Birthday Wishes: Android Turns Five This Week

These days, spotting an Android phone while out and about isn't a rare occurrence. However, just five years ago, there wasn't a single Android handset available on the market. Google announced the Open Handset Alliance and its intention to build the first "truly open and comprehensive platform for mobile devices" on November 5, 2007 just a few months after the original iPhone was released. It would be another year before we saw the first Android phone released. The HTC Dream was released in October 2008 and sold as the T-Mobile G1 in the United States. It ran on Android 1.0 at launch (updated to Android 1.6 at a later date) and boasted 528 MHz Qualcomm MSM7201A ARM11 processor, 192MB of RAM, 256MB of ROM, up to 16GBmicroSD, a slide-out QWERTY keyboard, a 3.2-megapixel camera, and a 3.2-inch 320 x 480 (180ppi) HVGALCD.

Since then we've seen Cupcake, Donut, Eclair, Froyo, Gingerbread, Honeycomb, Ice Cream Sandwich, and Jelly Bean follow that original version of Android. And, while the G1 may not have sold as well as the iPhone, Android now has a few all-star players of its own, including Samsung's Galaxy S III, Google's Nexus line, and even a handful of tablets.

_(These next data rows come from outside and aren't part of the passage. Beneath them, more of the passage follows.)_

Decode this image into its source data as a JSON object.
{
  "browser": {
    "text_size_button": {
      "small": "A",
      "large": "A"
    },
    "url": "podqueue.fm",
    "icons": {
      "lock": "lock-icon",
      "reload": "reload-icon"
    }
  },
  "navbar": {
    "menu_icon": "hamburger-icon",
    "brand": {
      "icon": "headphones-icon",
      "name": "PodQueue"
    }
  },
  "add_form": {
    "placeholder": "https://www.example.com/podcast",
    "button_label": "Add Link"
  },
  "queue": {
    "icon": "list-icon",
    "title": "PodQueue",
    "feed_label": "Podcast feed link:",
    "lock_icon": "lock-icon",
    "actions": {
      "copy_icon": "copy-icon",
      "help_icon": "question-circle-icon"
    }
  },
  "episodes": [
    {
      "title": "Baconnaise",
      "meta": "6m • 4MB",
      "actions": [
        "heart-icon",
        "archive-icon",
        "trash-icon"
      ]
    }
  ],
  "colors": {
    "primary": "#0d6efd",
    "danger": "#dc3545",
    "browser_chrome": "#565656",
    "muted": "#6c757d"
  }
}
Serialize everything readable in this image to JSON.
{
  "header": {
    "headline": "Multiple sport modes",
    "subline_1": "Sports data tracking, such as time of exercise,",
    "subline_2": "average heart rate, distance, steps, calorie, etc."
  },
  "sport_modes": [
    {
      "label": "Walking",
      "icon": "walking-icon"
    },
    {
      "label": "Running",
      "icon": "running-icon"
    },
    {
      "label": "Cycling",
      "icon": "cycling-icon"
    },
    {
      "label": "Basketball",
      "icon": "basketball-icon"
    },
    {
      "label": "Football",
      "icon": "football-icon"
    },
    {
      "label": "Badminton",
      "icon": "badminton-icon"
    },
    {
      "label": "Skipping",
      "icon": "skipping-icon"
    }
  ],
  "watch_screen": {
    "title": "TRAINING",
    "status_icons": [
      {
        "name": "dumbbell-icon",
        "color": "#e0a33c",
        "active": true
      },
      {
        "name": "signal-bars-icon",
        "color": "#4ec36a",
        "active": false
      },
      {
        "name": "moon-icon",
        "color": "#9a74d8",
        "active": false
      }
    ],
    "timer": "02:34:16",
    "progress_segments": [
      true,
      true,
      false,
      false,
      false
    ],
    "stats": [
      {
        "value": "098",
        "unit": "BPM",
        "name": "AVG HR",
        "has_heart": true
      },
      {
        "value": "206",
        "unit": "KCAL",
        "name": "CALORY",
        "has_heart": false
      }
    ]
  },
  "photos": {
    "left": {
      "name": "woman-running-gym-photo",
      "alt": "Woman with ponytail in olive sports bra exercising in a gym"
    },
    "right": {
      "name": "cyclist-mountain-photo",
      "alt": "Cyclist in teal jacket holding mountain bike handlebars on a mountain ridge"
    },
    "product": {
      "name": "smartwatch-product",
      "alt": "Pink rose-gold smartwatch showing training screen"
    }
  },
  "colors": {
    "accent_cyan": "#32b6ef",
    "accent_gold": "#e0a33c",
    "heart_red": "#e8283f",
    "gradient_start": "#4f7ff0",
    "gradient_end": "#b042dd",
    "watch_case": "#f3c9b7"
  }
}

Happy birthday, Android!

Contact Us for News Tips, Corrections and Feedback           

Create a new thread in the US News comments forum about this subject
This thread is closed for comments
11 comments
    Your comment
  • URL says "Brithday" not "Birthday".
    7
  • Or maybe, just maybe...it's a mistake? Who even pays attention to the URL?
    6
  • bugidugiBrit comes from the hebrew word ברית(http://en.wikipedia.org/wiki/Brit_mila) , its the day they cut the schlong... its another Unconscious wish from a site that fans apple unless it"s Android birthday....

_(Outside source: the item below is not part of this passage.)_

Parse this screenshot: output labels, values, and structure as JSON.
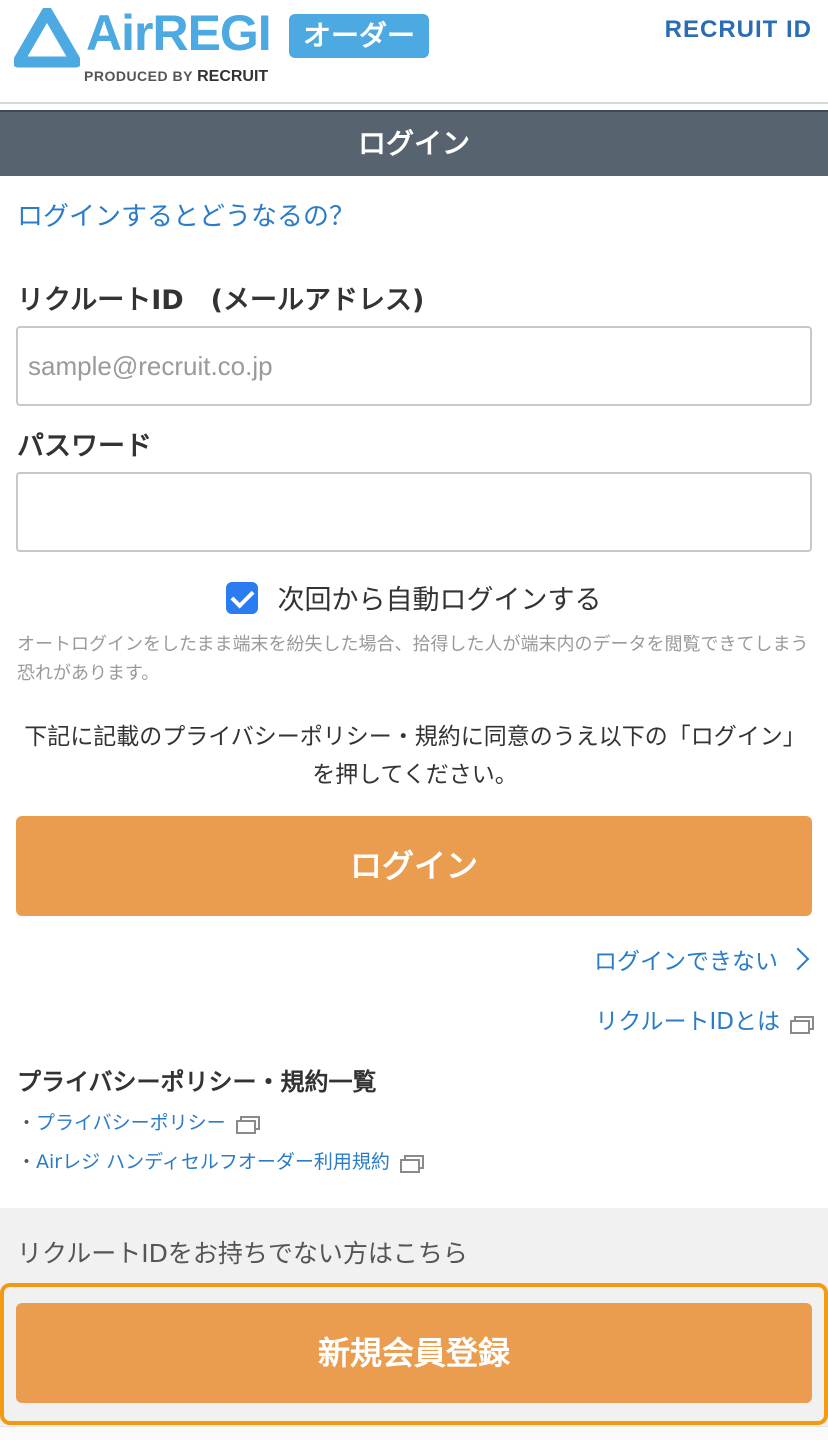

    Well that is one meaning. This get dull from now on...
    birth (n.)
    early 13c., from a Scandinavian source, cf. O.N. *byrðr (replacing cognate O.E. gebyrd "birth, descent, race; offspring; nature; fate"), from P.Gmc.
    *gaburthis (cf. O.Fris. berd, O.S. giburd, Du. geboorte, O.H.G. giburt, Ger. geburt, Goth. gabaurþs), from PIE *bhrto pp. of root
    *bher- (1) "to carry; to bear children" (cf. Skt. bhrtih "a bringing, maintenance," L. fors, gen. fortis "chance;" see bear (v.)).

    I really don't think anyone cares.
    3